Fitch, who helped save the flight, credits it to old-fashioned optimism. He had a clear vision of the desired outcome “My attitude from the very beginning of that incident was that we weren’t going to crash. We are going to successfully land this thing, with the wheels down, rolling down a runway, and come to a stop. The evacuation doors are going to open, the slides are going to deploy, and 296 people are going to slide out safely. Then we are going to get ground transportation, go to the nearest bar, and I am buying.”

When performing under pressure, adopting a positive attitude by visualizing a positive outcome can render negative thinking ineffective. It can depressurize the moment by replacing anxiety and fear with the confident humility required to do the job. Positive thinking in the form of positive images of the final outcome not only distracts you from fear of failure it also helps you focus on the details for achieving success.

Imagine yourself achieving success and work backward to figure out the steps that lead you there.


  • We all face situations where we need to perform under pressure.

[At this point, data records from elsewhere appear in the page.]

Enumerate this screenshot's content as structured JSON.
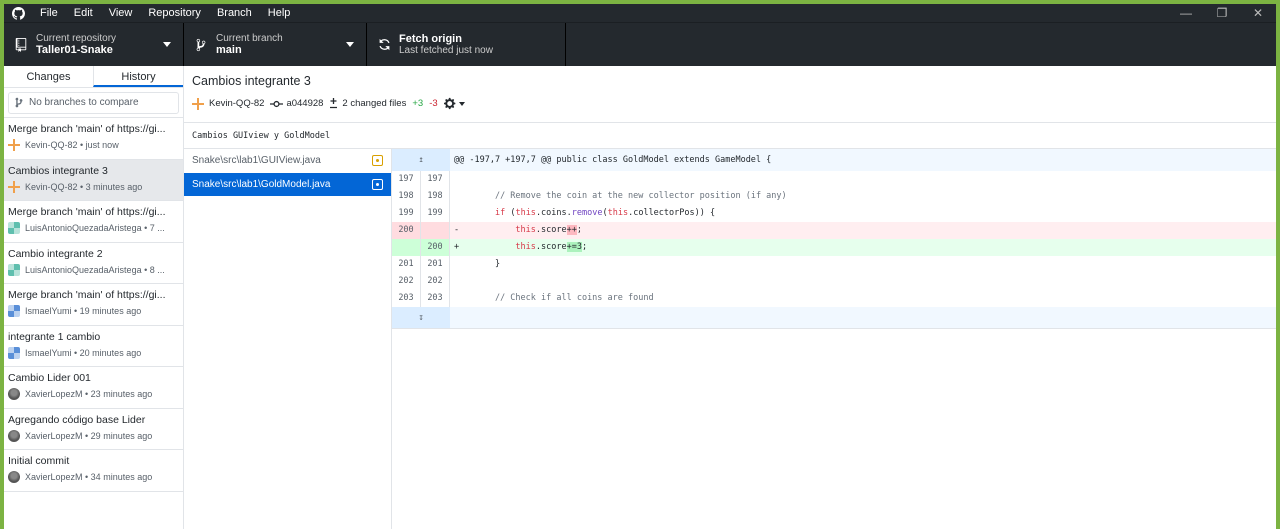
{
  "menu": [
    "File",
    "Edit",
    "View",
    "Repository",
    "Branch",
    "Help"
  ],
  "window_controls": [
    "minimize",
    "restore",
    "close"
  ],
  "toolbar": {
    "repo_label": "Current repository",
    "repo_value": "Taller01-Snake",
    "branch_label": "Current branch",
    "branch_value": "main",
    "fetch_label": "Fetch origin",
    "fetch_sub": "Last fetched just now"
  },
  "sidebar": {
    "tabs": [
      "Changes",
      "History"
    ],
    "active_tab": "History",
    "compare_placeholder": "No branches to compare",
    "commits": [
      {
        "title": "Merge branch 'main' of https://gi...",
        "meta": "Kevin-QQ-82 • just now",
        "avatar": "orange"
      },
      {
        "title": "Cambios integrante 3",
        "meta": "Kevin-QQ-82 • 3 minutes ago",
        "avatar": "orange"
      },
      {
        "title": "Merge branch 'main' of https://gi...",
        "meta": "LuisAntonioQuezadaAristega • 7 ...",
        "avatar": "teal"
      },
      {
        "title": "Cambio integrante 2",
        "meta": "LuisAntonioQuezadaAristega • 8 ...",
        "avatar": "teal"
      },
      {
        "title": "Merge branch 'main' of https://gi...",
        "meta": "IsmaelYumi • 19 minutes ago",
        "avatar": "blue"
      },
      {
        "title": "integrante 1 cambio",
        "meta": "IsmaelYumi • 20 minutes ago",
        "avatar": "blue"
      },
      {
        "title": "Cambio Lider 001",
        "meta": "XavierLopezM • 23 minutes ago",
        "avatar": "gray"
      },
      {
        "title": "Agregando código base Lider",
        "meta": "XavierLopezM • 29 minutes ago",
        "avatar": "gray"
      },
      {
        "title": "Initial commit",
        "meta": "XavierLopezM • 34 minutes ago",
        "avatar": "gray"
      }
    ]
  },
  "commit": {
    "title": "Cambios integrante 3",
    "author": "Kevin-QQ-82",
    "sha": "a044928",
    "files_changed": "2 changed files",
    "additions": "+3",
    "deletions": "-3",
    "description": "Cambios GUIview y GoldModel"
  },
  "files": [
    {
      "path": "Snake\\src\\lab1\\GUIView.java",
      "status": "modified"
    },
    {
      "path": "Snake\\src\\lab1\\GoldModel.java",
      "status": "modified"
    }
  ],
  "diff": {
    "hunk_header": "@@ -197,7 +197,7 @@ public class GoldModel extends GameModel {",
    "lines": [
      {
        "old": "197",
        "new": "197",
        "type": "ctx"
      },
      {
        "old": "198",
        "new": "198",
        "type": "ctx"
      },
      {
        "old": "199",
        "new": "199",
        "type": "ctx"
      },
      {
        "old": "200",
        "new": "",
        "type": "del"
      },
      {
        "old": "",
        "new": "200",
        "type": "add"
      },
      {
        "old": "201",
        "new": "201",
        "type": "ctx"
      },
      {
        "old": "202",
        "new": "202",
        "type": "ctx"
      },
      {
        "old": "203",
        "new": "203",
        "type": "ctx"
      }
    ],
    "code": {
      "l198": "// Remove the coin at the new collector position (if any)",
      "l199_kw": "if",
      "l199_a": " (",
      "l199_this1": "this",
      "l199_b": ".coins.",
      "l199_remove": "remove",
      "l199_c": "(",
      "l199_this2": "this",
      "l199_d": ".collectorPos)) {",
      "del_sign": "-",
      "del_this": "this",
      "del_a": ".score",
      "del_hl": "++",
      "del_b": ";",
      "add_sign": "+",
      "add_this": "this",
      "add_a": ".score",
      "add_hl": "+=3",
      "add_b": ";",
      "l201": "}",
      "l203": "// Check if all coins are found"
    }
  }
}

It’s not the situation but rather how we react to it that determines whether we are successful in achieving the desired outcomes or not.
  • Left unhandled, stress, anxiety, and fear of failure from the pressure of performance can throw us off course, make us do worse, and lead us to fail utterly.
  • People don’t succeed because of pressure but despite it. They don’t let pressure impact their performance by refusing to be overwhelmed by it.
  • Reappraising anxiety as excitement can help you see the pressure situation as an opportunity and not a threat which leads to better performance.
  • Thinking about your past successes in similar situations can prevent you from feeling overwhelmed by stressful and anxiety-causing situations and draw energy and strategies from your previous achievements.
  • Enacting pre-performance routines can decrease anxiety and lead to better performance.
  • Being mentally prepared to handle the unexpected can make you more flexible, thereby focussing your energy on things that are under your control.
  • Visualizing a successful outcome can help you align your actions with the work you need to do to get there.

Previously published here.